    We intend to show how early warm season vegetables can be produced by extending the growing season on the front-end, by reducing energy use, a greenhouse and other season extension techniques to offer produce for higher-value during the early season market. Produce growers all hit the market with the same produce at the same time. This keeps prices down due to large quantities of the same vegetables. Within our product mix we strive to offer a greater than normal variety. As an example we offered 4 different varieties of eggplants, 12 different varieties of peppers, and 48 varieties of tomatoes this past summer. We want to offer our vegetables earlier so we do not contribute to the glut and price reduction and we want to support the market by enticing customers earlier in the season with a broad variety of quality fresh produce. Warm-season produce generally does not appear at our market until late-July and is not available in large quantities until August due to our colder climate. This leaves our Market customers waiting and drooling for most of the summer for their first ripe tomato! The beds will be covered by various methods: low tunnels and wall-o-waters. The soil and air temperatures will be monitored under each type of protection to determine which retains the most heat. We will measure the growth of specific plants to see which protection method promotes the best growth, flower set and fruit harvest. We will also collect and weigh the fruit produced by the plants in the study. We know from past experience and the above referenced research that a single sheet of plastic will not provide enough protection. We also know that 2 layers of plastic with air between then provides a significant benefit, but we will need more protection inside the greenhouse to be able to grow these warm season plants. The greenhouses will be vented by opening the doors at either end during the spring and pulling back the ends and raising the sides about 4 feet in the summer. In the fall the sides will be dropped and the ends pulled back around the greenhouse. Our research would help any grower with climate challenges who want to produce vegetables earlier at the front-end of the market season. This will help increase the grower's income and help attract their customers early in the season. Thriving farmers' markets support shops in their area thus helping to contribute to the local economy. Also, market customers who are interested in knowing where their food comes from and want quality local produce will benefit from this project: more fresh produce early. The economic impact will be greater. Instead of selling tomatoes for $1.00per pound during the normal tomato abundance we will be able to sell them for $3.00 - $3.50 per pound. The same with peppers and eggplants. We do raise our produce organically though we are not certified at this time so we do ask more than conventionally grown produce would bring. The test will involve 11 plants of each vegetable (tomato, pepper and eggplant) under each type of protection (3 types of protection) plus 11 control plants of each (total 176 plants). We do not expect the control plant to survive very long so once they freeze we will plant baby bok choy in their spot so the space will not be wasted. We will measure the growth of select plants weekly, record when they flower, set fruit and fruit ripening.
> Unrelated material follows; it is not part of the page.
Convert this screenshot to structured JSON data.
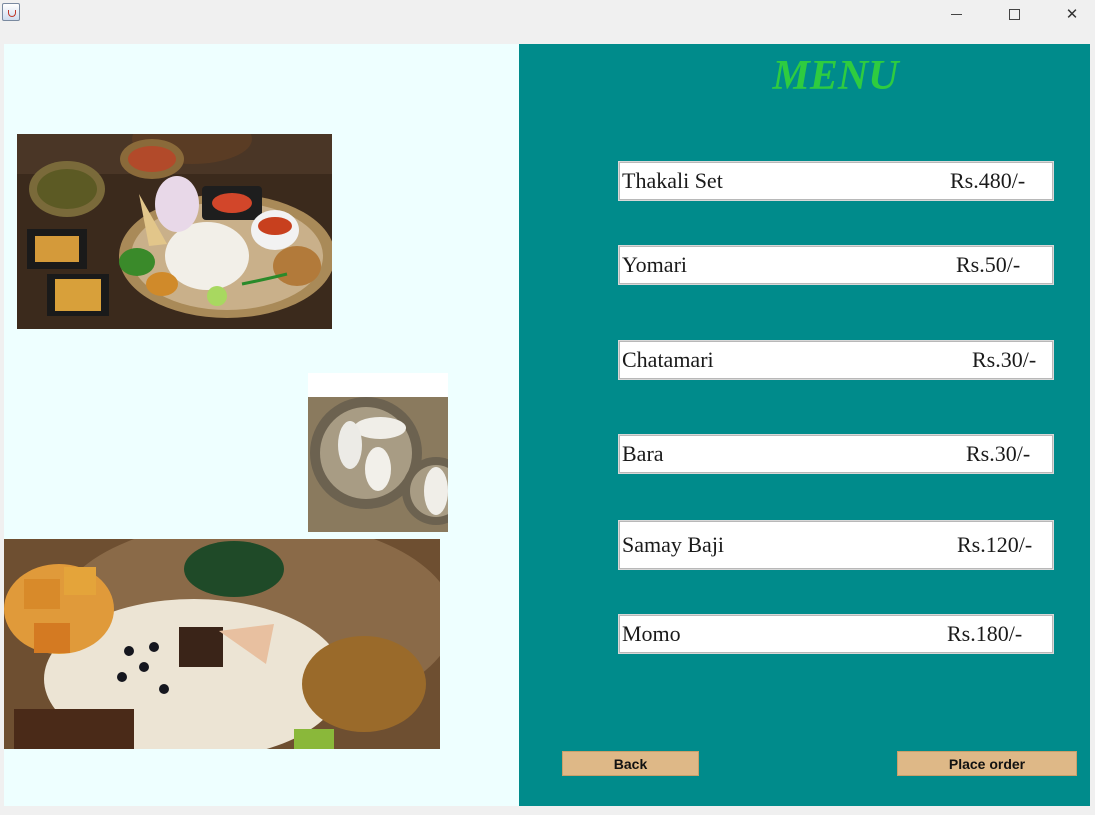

We will also record the first saleable fruit and how much the plants produce in weight during the growing season. This will be done for each type of protection and vegetable type involved in the study. The plants will be grown under their respective covers with the addition of a very heavy spun-bonded fabric we already have on site which we will use to cover the rows if the nights gets extremely cold. We have sent in a soil sample from the greenhouse, but have not received the results. We will amend the soil as needed and plant a cover crop for November through February 2009 to prepare for 2010 crop. We have talked with a nearby worm farmer about using worms to aerate the soil in our greenhouse. He says we should be able to keep the worms in the greenhouse beds so we will begin a worm population by adding 2 pounds of worms per bed. The plan for this greenhouse also includes planting a vegetative farmscape border down one side to provide attract beneficial insects and offer “trap” alternative plants for insect pests. All of the transplants for this project will be produced on site in our heated greenhouse and will be ready to transplant into the test greenhouse by early April and the farmscape plants will be ready by mid-May. The bed space in the greenhouse not planted in plants for the research will be planted in baby bok choy, spinach and swiss chard for the early market. These vegetables proved to be excellent sellers for us last season.

    Any opinions, findings, conclusions, or recommendations expressed in this publication are those of the author(s) and do not necessarily reflect the view of the U.S. Department of Agriculture or SARE.